Trevor has installed a sizeable system, with battery packs included. There is 12 batteries, approximately 20kW of storage. The energy being exported to the ESB is not being paid for. There is the new CEG scheme; however, the application is costly with no guarantee of being accepted.
As a producer felt applying for planning permission for the panels was additional work, which is not required. It is also extra cost. The panels are a dark navy colour and almost unnoticeable on the roof of the unit.
He also felt there was little in way of encouragement for producers to install panels. Particularly now with the limitations now in place for TAMS funding where the energy usage is high on farm. However, of producers were allowed to sell surplus energy back to the grid, this would definitely be a great incentive and potentially an extra cash flow to the enterprise.
Has Trevor noticed a reduction in his electricity bill since the installation of the panels?
One point Trevor noted was that during periods of high-energy production from the panels, energy was being exported back to the grid with no money earned; however, at night electricity is being purchased from the ESB at the normal rate.
However, even with this, Trevor has noticed a 40 – 50% reduction in the cost of electricity. The system in place would have the potential to cover all of the energy usage if there was sufficient storage capacity or if there was a trading type system, whereby Trevor could export surplus energy to the grid during the day and get that same amount of energy back at night.
The batteries, which are installed, are quite expensive to install. Also, during the summer months while ventilation is running at high capacity the batteries will only hold enough energy for approximately 1 hour of electricity usage. The batteries can act as a buffer during the day period, if there was a cloudy period to prevent returning to purchasing electricity from the grid.
How was the process of planning permission?
It was okay Trevor felt. The only drawback was each supplier of panels has their own design of panels and when you submit your planning application the plan of panels submitted must be the one installed.
What were the steps Trevor took when looking at installing the panels?
Trevor began his search on the internet and found some companies offering solar panels. He then contacted each company who sent out sales representatives to draw up a suitable system and calculate the potential energy production from a system.

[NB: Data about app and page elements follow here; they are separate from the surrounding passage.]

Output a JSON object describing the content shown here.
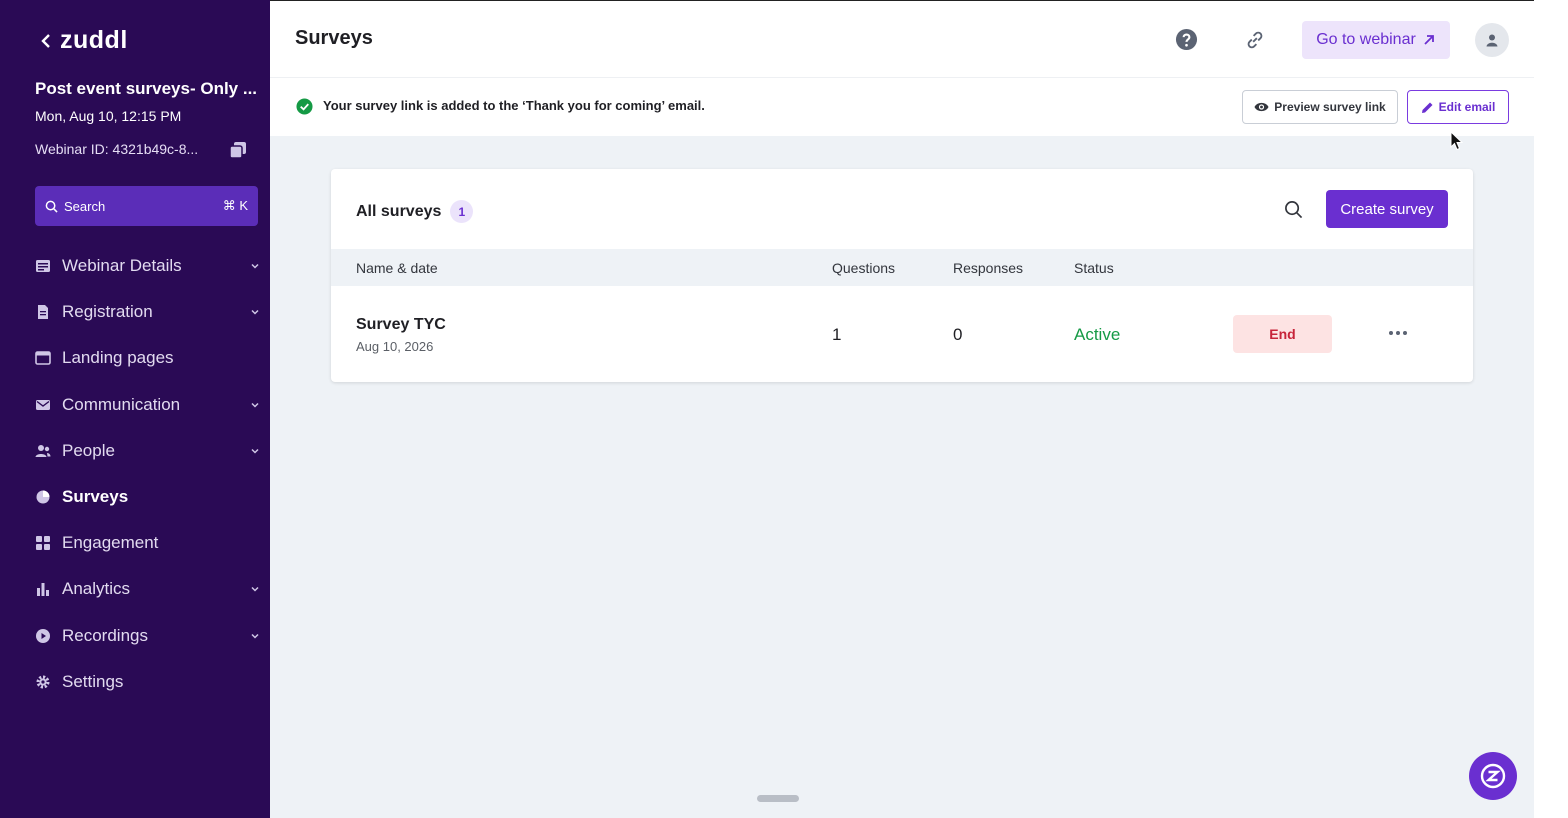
{
  "sidebar": {
    "logo": "zuddl",
    "event_title": "Post event surveys- Only ...",
    "event_date": "Mon, Aug 10, 12:15 PM",
    "webinar_id": "Webinar ID: 4321b49c-8...",
    "search_label": "Search",
    "search_shortcut": "⌘ K",
    "items": [
      {
        "label": "Webinar Details",
        "icon": "list-icon",
        "has_chevron": true
      },
      {
        "label": "Registration",
        "icon": "document-icon",
        "has_chevron": true
      },
      {
        "label": "Landing pages",
        "icon": "browser-icon",
        "has_chevron": false
      },
      {
        "label": "Communication",
        "icon": "mail-icon",
        "has_chevron": true
      },
      {
        "label": "People",
        "icon": "people-icon",
        "has_chevron": true
      },
      {
        "label": "Surveys",
        "icon": "pie-chart-icon",
        "has_chevron": false,
        "active": true
      },
      {
        "label": "Engagement",
        "icon": "grid-icon",
        "has_chevron": false
      },
      {
        "label": "Analytics",
        "icon": "bar-chart-icon",
        "has_chevron": true
      },
      {
        "label": "Recordings",
        "icon": "play-circle-icon",
        "has_chevron": true
      },
      {
        "label": "Settings",
        "icon": "gear-icon",
        "has_chevron": false
      }
    ]
  },
  "header": {
    "title": "Surveys",
    "go_to_webinar": "Go to webinar"
  },
  "notice": {
    "message": "Your survey link is added to the ‘Thank you for coming’ email.",
    "preview_label": "Preview survey link",
    "edit_label": "Edit email"
  },
  "surveys": {
    "title": "All surveys",
    "count": "1",
    "create_label": "Create survey",
    "columns": [
      "Name & date",
      "Questions",
      "Responses",
      "Status"
    ],
    "rows": [
      {
        "name": "Survey TYC",
        "date": "Aug 10, 2026",
        "questions": "1",
        "responses": "0",
        "status": "Active",
        "action": "End"
      }
    ]
  },
  "colors": {
    "sidebar_bg": "#2a0a55",
    "accent": "#6a2fd0",
    "active_status": "#159a45",
    "end_bg": "#fde3e3",
    "end_text": "#c7243a"
  }
}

Once he had picked the system he felt was best, he applied for planning permission based on those drawings. Once planning was granted, the installation took approximately two weeks due to the size of the system and for additional wiring for the batteries.